Eight years ago Noongar man Grant Nelson was on the brink of developing diabetes and topped the scales at 115kg when he made a life-changing decision — not to become another heart disease statistic.
The 44-year-old, who lives in a southern Perth suburb, gave up sugary soft drinks and fast food burgers and began walking and cycling.
He is now 18kg lighter and an ambassador for WA Heart Foundation’s No Junk November.
“If I can give up the junk food, you can too,” Nelson said.
But Mr Nelson’s story isn’t one that is shared by all Indigenous Australians.
A recent study by the Mary MacKillop Institute for Health Research titled ‘The Heart of Inequality’ reported that cardiovascular and heart disease were responsible for one fifth of all deaths in Australia, with Indigenous Australians in remote communities the hardest hit.
It said central Australia was “the heart of inequality”.
“The high levels of heart failure and related admissions and premature deaths observed in Indigenous peoples of Central Australia are in stark contrast to the rest of Australia,” the report said.
“Indeed they more mirror the poor outcomes typically seen in vulnerable communities residing in low-income countries.”
Mr Nelson said he took the path to better health one step at a time.
He said he was carrying a bottle of soft drink when he first walked into a Heart Health program in 2009, but it was the first thing to go when he realised it was the equivalent of putting 12 spoonfuls of sugar in his coffee.
The program – ‘Heart Health For Our People, by Our People’ – was set up by Derbarl Yerrigan Health Service, the Heart Foundation, Royal Perth Hospital and the Aboriginal and Torres Strait Islander community.
Mr Nelson’s advice for others wanting to lose weight and shape up is simple: “Just give up Coke and burgers and do some exercises.”
Heart Health nurse Ted Dowling said people wanting to look after their hearts and lose weight can ask for advice from their local Aboriginal Medical Service.
He said cardiovascular disease is the leading cause of disease in Aboriginal Australia.
Of the people who attend the Heart Health program in WA, 30 percent are men and 80 percent have diabetes.
“At Heart Health, we never tell Aboriginal people what to do,” he said.
“We empower them to make a choice and know how to maintain their health.”
Mr Dowling said they help people to understand their sugar levels and blood pressure and to check up on their general health.
Participants can get exercise advice from an exercise physiologist.
“Often with other mainstream health services aimed at tackling chronic disease, people are told what to do about diet, exercise and weight loss, they are then put on a six-week program and then it’s ‘good luck’ for the rest of their lives,” Mr Dowling said.
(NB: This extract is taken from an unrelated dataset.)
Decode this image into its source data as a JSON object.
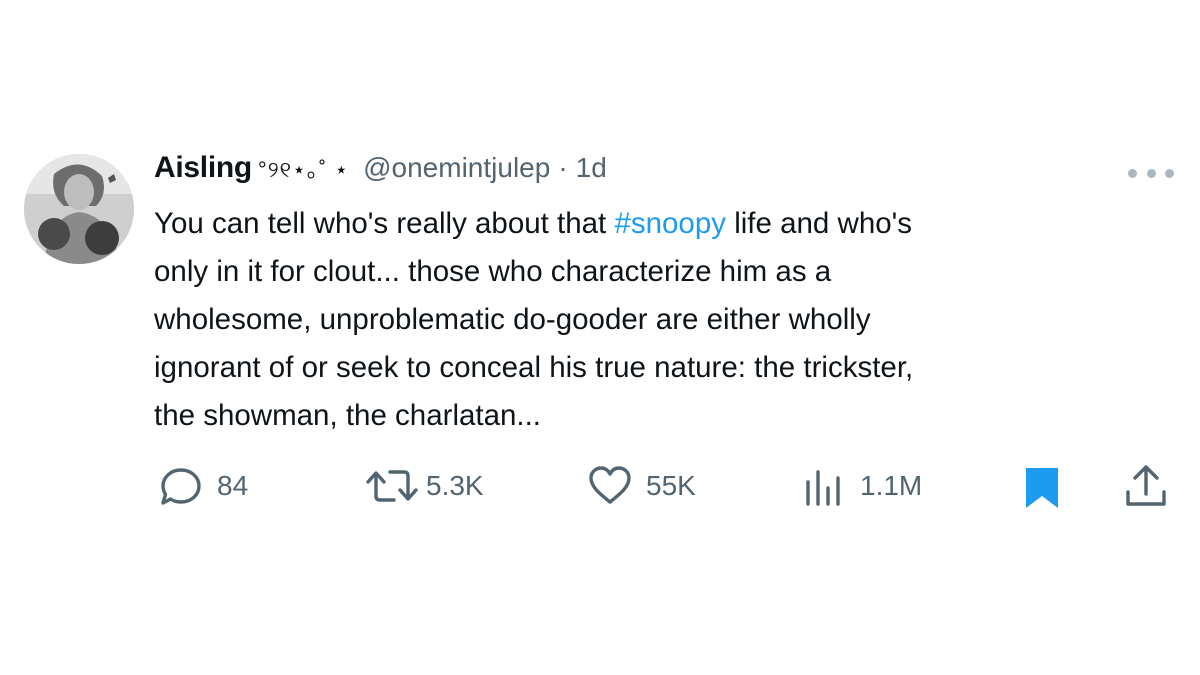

“But it works much better if they have ongoing coaching.
“Our Heart Health program has no end date – you can come for the rest of your life.”